▸ What the exercise asks
Report each line below that carries the word "author".

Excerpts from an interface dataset
***
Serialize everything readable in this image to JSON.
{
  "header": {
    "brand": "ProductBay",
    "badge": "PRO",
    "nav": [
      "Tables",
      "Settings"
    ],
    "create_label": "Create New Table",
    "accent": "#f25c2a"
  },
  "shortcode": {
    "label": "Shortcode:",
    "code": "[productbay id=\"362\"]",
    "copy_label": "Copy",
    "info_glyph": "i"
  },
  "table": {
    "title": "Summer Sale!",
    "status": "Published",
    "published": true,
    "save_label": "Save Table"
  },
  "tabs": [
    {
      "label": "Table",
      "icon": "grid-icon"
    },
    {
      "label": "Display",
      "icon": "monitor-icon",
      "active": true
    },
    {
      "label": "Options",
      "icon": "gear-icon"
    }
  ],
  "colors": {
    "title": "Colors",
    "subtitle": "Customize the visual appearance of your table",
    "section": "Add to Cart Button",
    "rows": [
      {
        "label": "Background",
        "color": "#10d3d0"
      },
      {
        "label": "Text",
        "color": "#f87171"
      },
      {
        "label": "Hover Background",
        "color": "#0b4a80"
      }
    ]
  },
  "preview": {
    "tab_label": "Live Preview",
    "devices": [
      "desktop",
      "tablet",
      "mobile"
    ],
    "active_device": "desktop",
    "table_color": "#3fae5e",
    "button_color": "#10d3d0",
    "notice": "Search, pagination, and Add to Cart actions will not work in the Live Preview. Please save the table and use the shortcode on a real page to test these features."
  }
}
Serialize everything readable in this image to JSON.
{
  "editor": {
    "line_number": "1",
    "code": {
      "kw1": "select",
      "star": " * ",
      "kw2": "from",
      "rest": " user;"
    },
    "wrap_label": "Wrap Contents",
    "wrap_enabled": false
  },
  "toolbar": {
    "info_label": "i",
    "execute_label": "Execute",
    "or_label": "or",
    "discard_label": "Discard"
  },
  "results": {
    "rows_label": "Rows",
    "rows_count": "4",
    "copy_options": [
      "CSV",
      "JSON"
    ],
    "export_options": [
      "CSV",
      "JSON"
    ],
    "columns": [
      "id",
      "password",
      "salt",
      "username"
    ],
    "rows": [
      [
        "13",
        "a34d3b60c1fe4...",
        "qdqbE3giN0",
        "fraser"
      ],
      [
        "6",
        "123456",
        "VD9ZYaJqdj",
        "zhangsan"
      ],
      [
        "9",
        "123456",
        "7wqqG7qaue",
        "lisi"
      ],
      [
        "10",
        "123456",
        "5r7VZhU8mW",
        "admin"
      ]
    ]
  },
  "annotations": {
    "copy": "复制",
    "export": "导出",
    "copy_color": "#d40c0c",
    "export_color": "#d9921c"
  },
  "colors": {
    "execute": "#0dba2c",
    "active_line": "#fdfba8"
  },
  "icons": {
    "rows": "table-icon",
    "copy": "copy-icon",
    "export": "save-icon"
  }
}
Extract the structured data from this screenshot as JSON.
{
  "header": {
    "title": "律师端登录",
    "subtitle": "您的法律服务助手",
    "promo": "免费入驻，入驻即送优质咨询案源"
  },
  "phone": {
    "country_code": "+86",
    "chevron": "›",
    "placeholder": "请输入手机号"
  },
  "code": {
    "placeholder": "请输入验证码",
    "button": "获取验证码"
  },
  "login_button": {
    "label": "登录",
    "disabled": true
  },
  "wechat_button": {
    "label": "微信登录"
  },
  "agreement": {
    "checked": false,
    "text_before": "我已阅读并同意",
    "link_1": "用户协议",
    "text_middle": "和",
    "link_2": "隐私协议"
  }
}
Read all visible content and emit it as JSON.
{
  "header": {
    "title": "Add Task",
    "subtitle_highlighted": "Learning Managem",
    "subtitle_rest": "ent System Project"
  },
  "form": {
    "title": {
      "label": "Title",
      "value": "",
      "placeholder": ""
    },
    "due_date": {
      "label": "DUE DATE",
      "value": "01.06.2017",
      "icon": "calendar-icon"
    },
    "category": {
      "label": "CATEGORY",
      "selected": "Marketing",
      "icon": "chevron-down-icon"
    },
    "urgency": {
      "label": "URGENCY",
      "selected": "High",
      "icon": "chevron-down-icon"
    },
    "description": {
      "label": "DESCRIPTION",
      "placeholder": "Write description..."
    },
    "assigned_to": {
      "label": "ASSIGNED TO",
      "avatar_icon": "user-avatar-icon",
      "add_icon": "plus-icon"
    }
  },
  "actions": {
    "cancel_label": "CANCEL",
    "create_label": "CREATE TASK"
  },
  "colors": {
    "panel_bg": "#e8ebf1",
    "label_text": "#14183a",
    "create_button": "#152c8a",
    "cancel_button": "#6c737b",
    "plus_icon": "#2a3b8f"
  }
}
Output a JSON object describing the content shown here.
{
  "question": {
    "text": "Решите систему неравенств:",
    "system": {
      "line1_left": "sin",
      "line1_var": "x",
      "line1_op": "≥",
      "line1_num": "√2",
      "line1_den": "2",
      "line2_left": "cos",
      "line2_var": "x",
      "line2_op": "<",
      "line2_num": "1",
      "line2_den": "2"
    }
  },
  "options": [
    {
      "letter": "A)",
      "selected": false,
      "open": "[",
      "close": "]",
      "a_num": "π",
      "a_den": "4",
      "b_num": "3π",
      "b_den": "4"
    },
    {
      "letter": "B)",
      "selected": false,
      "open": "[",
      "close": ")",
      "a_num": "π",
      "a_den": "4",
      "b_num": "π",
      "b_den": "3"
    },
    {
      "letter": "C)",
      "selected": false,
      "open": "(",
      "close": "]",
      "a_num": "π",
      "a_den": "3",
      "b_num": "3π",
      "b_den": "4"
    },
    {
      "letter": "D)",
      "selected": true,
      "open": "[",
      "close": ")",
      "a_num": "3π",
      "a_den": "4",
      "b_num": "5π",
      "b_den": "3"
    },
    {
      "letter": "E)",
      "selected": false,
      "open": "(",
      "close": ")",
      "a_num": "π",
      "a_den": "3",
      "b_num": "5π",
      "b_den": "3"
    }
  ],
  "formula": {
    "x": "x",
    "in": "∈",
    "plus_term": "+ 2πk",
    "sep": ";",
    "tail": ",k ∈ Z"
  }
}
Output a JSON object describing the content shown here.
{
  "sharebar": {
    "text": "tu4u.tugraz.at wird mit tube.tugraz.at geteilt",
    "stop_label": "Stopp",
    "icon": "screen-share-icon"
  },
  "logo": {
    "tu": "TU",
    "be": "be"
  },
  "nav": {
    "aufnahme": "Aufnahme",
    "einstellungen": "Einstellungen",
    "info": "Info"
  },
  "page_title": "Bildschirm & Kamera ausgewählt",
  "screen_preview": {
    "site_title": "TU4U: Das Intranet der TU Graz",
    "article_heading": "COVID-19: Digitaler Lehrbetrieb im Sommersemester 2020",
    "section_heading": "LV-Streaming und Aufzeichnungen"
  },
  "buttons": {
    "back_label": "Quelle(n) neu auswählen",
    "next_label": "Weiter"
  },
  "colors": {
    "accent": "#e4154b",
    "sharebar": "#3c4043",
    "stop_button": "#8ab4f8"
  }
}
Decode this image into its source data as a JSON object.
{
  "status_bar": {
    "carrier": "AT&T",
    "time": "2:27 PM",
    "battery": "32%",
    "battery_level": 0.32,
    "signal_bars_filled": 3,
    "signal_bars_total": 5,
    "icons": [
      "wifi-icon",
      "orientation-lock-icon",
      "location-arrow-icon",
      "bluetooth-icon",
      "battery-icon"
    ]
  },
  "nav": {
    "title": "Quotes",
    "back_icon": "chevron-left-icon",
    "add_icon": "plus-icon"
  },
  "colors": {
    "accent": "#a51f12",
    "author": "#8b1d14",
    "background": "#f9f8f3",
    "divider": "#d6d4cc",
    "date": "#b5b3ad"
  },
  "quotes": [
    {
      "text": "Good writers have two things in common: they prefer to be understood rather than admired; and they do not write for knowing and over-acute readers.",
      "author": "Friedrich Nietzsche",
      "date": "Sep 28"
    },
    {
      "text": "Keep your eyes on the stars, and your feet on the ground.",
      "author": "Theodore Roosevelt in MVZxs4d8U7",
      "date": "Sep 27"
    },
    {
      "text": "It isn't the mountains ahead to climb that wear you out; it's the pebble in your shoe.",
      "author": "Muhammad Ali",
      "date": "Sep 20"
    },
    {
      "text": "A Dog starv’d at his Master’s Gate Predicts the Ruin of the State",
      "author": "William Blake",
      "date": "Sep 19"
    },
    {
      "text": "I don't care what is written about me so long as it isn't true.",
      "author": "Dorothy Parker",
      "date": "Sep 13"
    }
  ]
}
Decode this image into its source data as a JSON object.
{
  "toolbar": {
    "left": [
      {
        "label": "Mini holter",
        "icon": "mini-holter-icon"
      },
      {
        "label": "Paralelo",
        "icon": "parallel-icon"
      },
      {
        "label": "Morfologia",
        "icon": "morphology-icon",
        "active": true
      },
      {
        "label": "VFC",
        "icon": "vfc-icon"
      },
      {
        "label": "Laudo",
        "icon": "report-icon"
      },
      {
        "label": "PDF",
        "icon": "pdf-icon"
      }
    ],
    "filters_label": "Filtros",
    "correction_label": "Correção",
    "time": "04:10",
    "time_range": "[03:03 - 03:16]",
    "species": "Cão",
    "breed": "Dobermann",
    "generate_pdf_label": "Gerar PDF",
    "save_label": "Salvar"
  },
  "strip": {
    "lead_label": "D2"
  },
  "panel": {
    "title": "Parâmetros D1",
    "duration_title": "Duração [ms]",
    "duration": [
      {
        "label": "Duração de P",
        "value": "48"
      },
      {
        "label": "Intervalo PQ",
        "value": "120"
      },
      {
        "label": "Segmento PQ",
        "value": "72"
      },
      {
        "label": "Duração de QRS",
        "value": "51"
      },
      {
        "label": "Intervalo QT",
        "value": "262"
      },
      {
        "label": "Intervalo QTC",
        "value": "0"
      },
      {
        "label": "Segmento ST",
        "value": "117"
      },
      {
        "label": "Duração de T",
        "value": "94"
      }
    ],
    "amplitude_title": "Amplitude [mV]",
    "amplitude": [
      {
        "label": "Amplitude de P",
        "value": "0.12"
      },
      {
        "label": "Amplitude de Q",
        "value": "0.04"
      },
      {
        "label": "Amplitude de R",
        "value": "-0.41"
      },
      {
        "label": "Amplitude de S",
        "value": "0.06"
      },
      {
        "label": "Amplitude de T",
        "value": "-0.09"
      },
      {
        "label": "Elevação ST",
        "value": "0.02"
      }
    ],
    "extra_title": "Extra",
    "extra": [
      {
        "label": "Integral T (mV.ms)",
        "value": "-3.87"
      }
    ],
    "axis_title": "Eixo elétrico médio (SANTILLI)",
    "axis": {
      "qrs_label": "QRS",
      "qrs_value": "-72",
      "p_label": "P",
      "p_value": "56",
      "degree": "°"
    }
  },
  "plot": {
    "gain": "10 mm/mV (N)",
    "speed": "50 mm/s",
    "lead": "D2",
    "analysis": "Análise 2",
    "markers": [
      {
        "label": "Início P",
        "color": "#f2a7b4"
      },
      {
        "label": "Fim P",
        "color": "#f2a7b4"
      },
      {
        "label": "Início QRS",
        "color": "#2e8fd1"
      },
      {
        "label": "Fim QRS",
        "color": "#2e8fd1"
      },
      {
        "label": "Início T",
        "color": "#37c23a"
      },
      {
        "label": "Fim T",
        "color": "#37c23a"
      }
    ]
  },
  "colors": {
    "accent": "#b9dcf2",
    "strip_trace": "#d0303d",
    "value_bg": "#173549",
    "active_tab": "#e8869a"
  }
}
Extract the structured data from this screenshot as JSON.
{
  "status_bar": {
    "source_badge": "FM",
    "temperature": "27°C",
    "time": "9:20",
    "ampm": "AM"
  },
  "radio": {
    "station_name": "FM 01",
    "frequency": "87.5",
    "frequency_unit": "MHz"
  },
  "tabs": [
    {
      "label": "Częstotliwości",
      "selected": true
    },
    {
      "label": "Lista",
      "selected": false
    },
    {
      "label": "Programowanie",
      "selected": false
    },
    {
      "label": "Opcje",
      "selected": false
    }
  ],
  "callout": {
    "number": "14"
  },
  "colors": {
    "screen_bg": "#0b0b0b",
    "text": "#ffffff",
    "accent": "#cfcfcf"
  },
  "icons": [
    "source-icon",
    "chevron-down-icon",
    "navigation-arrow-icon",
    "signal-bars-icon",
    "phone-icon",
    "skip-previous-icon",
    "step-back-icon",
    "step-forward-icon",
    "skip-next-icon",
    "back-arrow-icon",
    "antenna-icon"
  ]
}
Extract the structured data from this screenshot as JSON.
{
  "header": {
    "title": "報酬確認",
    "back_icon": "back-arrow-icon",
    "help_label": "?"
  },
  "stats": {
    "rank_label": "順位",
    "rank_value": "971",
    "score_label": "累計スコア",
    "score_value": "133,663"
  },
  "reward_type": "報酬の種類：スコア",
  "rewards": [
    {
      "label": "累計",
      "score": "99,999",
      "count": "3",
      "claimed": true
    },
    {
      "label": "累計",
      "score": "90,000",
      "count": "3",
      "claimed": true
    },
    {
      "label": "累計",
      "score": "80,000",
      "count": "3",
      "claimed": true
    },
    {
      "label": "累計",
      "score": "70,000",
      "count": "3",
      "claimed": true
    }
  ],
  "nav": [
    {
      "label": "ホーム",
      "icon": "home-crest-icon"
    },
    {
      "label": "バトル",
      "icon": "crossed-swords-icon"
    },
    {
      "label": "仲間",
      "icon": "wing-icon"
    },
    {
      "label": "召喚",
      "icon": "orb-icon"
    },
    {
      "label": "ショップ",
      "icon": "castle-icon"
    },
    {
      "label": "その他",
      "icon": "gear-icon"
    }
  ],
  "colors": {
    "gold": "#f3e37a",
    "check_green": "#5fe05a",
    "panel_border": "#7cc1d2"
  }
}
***
▸ Task answer
    "author": "#8b1d14",
      "author": "Friedrich Nietzsche",
      "author": "Theodore Roosevelt in MVZxs4d8U7",
      "author": "Muhammad Ali",
      "author": "William Blake",
      "author": "Dorothy Parker",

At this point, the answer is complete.